This is not good for muscular development in the weight room but increasing this ability is what you should be after as an athlete. The ability of the calves to absorb and transfer force to the tendons is what we're after. Having large muscular calves built up by weight room movements can increase strength and the efficiency of the calves when it comes to absorbing force so I'll include them sometimes, but quite often individuals who do a lot of specific calf training have false functioning calves. They tend to be slow out their transitions because they're used to using the calf muscle itself as a movement generator instead of the tendons.
As far as specific drills, you can do drills with an emphasis on landing on the balls of your feet with your knees nearly locked. These include drop jumps, depth jumps, and one legged hops with the knee locked.
Mark a spot on a wall or any object about knee high. Stand on one leg, jump off that leg, and lift the same foot up and touch the mark. Repeat this rapidly for 10 seconds off one leg while trying to bounce off the ground using as little effort as possible. Most will find they don't "bounce" off the ground very efficiently and instead end up spending a lot of time on the ground or have to reset. That's because the moment of impact creates forces equivalent to 7-8 times your bodyweight that you must stabilize and react against nearly instantaneously. This is both high force and high speed training. With a little bit of training you'll get it right as you train your calves to be strong and function in the manner you need them to. Exercises like these will also produce a muscular set of calves.
Q: Is it okay to stay with the same weight for an exercise for 2-3 workouts straight? For example staying with the same weight on dumbell bench?

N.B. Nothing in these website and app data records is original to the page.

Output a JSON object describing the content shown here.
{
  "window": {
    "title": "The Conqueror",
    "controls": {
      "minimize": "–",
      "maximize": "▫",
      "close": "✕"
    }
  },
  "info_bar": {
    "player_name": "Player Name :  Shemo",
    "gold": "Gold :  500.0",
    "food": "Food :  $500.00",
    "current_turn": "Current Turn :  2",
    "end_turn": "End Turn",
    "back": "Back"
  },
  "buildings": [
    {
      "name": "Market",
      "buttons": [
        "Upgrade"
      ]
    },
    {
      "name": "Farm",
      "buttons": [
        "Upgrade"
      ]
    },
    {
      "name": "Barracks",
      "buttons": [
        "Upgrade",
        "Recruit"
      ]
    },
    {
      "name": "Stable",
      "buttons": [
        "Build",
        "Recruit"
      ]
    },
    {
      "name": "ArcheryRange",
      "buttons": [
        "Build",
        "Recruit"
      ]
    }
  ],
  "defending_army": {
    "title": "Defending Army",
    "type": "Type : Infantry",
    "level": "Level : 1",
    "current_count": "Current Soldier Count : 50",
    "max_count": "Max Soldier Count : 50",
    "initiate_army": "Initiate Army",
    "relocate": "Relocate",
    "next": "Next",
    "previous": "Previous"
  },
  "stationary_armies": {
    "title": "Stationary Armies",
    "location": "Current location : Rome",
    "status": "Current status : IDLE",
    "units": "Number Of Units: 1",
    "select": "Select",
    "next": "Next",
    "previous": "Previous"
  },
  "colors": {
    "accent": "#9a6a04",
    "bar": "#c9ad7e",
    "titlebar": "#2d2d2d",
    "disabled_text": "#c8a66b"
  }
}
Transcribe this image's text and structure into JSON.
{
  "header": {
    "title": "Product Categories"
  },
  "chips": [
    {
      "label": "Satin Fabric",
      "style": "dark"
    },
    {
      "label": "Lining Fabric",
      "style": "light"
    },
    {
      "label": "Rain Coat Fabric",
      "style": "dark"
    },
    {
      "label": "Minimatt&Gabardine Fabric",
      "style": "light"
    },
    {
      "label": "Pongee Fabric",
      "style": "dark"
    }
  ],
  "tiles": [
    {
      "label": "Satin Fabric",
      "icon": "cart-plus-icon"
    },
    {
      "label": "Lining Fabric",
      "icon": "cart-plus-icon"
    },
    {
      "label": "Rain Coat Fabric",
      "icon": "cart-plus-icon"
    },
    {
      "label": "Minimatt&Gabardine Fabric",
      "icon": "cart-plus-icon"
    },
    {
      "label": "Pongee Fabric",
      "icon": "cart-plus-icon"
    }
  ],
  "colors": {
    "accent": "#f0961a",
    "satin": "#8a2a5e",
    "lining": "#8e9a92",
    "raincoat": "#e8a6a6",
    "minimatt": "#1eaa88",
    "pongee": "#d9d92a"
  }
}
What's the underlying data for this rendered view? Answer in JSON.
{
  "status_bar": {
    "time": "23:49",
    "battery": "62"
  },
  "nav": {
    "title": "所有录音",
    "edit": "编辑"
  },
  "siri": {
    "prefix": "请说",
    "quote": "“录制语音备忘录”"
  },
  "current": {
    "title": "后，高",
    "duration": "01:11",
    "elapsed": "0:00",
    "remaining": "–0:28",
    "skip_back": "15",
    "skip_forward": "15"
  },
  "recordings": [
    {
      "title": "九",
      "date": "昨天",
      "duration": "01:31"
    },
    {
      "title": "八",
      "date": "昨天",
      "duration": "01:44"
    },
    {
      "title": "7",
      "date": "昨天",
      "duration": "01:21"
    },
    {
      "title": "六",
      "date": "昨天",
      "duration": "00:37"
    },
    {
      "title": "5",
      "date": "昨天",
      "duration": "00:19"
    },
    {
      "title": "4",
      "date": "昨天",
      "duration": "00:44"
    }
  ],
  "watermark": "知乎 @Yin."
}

That is OK as long as you're training for strength and making an attempt to add either repetitions or weight. If you're training for power or speed you can actually decrease the weight session to session and try to move the load faster. However, if you're trying to get stronger you should remember that the name of the game is progressive resistance training. Afterall, out of all the various schools of thought on training the one recommendation you will never hear is that you need to lift progressively lighter weights to make gains in strength! What I recommend is that you choose a rep range and stay within that rep range but add either weight or repetitions whenever you can. Say you're doing 6-8 reps per set. Your first workout you might get 6 reps per set with a given weight, the next workout you might get 7 reps per set and the next workout you might get 8 reps per set. When you can get 8 reps per set it's then time to increase the weight and start over at 6 reps.